The body that provides legal advice and representation to people with limited means is celebrating its 40th anniversary.
The Legal Aid Board was established in 1979 following recommendations by a government established committee.
It now employs 470 staff in 33 law centres and 16 family mediation offices. It has provided legal assistance to almost 600,000 people since its foundation.
Chairperson of the board Philip O'Leary said a civil legal aid system ensured access to justice for the more marginalised in society. Without legal assistance, he said one often could not use the legal system effectively.
Mr O'Leary said the board faced challenges in delivering its services, particularly the difficulty in recruiting solicitors. He said resourcing was inevitably an issue.
The scope and timeliness of a legal aid service was clearly impacted by the level of resources available to it, he said.
Mr O'Leary said the board needed to have the flexibility to use its resources in the optimum manner and be able to reach out to those most in need. But he said the board did not currently have that level of flexibility.
He said they needed to be able to recruit solicitors on an even playing field and not be hamstrung or have to compete against other public bodies who could pay more.
The board's chief executive said its work had changed as Irish society had changed.
John McDaid said their services had been expanded to include supports for asylum seekers and refugees, the Abhaile scheme, providing legal assistance for people at risk of losing their family home because of mortgage arrears as well as family mediation services.
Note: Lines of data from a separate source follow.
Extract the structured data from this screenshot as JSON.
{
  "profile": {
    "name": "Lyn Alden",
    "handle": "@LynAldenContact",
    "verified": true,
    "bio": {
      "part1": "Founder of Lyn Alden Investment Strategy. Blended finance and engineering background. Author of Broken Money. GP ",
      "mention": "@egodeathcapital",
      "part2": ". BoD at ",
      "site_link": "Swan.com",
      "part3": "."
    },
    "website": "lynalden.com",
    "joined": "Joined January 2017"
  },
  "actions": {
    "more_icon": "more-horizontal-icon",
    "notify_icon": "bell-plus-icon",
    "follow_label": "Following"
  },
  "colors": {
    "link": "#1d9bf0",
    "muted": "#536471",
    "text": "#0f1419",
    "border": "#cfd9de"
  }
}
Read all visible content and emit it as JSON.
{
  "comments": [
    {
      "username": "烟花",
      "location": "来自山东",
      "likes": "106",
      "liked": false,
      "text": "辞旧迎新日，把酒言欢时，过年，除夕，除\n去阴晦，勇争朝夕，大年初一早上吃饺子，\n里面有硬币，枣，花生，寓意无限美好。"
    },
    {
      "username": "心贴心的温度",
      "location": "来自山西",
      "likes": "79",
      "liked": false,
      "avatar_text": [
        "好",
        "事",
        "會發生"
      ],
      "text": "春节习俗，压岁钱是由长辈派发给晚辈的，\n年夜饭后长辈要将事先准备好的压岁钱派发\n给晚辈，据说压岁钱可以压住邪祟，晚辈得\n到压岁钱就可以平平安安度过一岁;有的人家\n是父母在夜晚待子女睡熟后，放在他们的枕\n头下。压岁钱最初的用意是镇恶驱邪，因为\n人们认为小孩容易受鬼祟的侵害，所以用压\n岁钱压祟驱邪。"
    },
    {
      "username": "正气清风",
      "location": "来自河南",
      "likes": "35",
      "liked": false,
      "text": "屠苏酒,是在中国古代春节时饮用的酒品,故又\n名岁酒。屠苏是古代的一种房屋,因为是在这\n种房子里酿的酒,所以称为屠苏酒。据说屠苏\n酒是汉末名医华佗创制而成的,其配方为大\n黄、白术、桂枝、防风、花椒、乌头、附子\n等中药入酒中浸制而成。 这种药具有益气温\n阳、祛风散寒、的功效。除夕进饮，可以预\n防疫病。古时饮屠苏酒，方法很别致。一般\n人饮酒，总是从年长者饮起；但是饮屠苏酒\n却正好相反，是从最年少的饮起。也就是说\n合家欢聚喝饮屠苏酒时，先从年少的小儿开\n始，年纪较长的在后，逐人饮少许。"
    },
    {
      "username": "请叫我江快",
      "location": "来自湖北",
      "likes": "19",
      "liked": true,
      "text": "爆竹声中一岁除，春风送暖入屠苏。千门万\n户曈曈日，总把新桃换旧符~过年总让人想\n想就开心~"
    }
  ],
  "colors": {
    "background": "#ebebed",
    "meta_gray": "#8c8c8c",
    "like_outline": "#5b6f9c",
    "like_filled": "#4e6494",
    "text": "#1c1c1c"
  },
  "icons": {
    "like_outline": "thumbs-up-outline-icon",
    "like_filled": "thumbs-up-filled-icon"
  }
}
Chief Justice Mr Justice Frank Clarke will give the keynote address at an event tonight to celebrate the anniversary.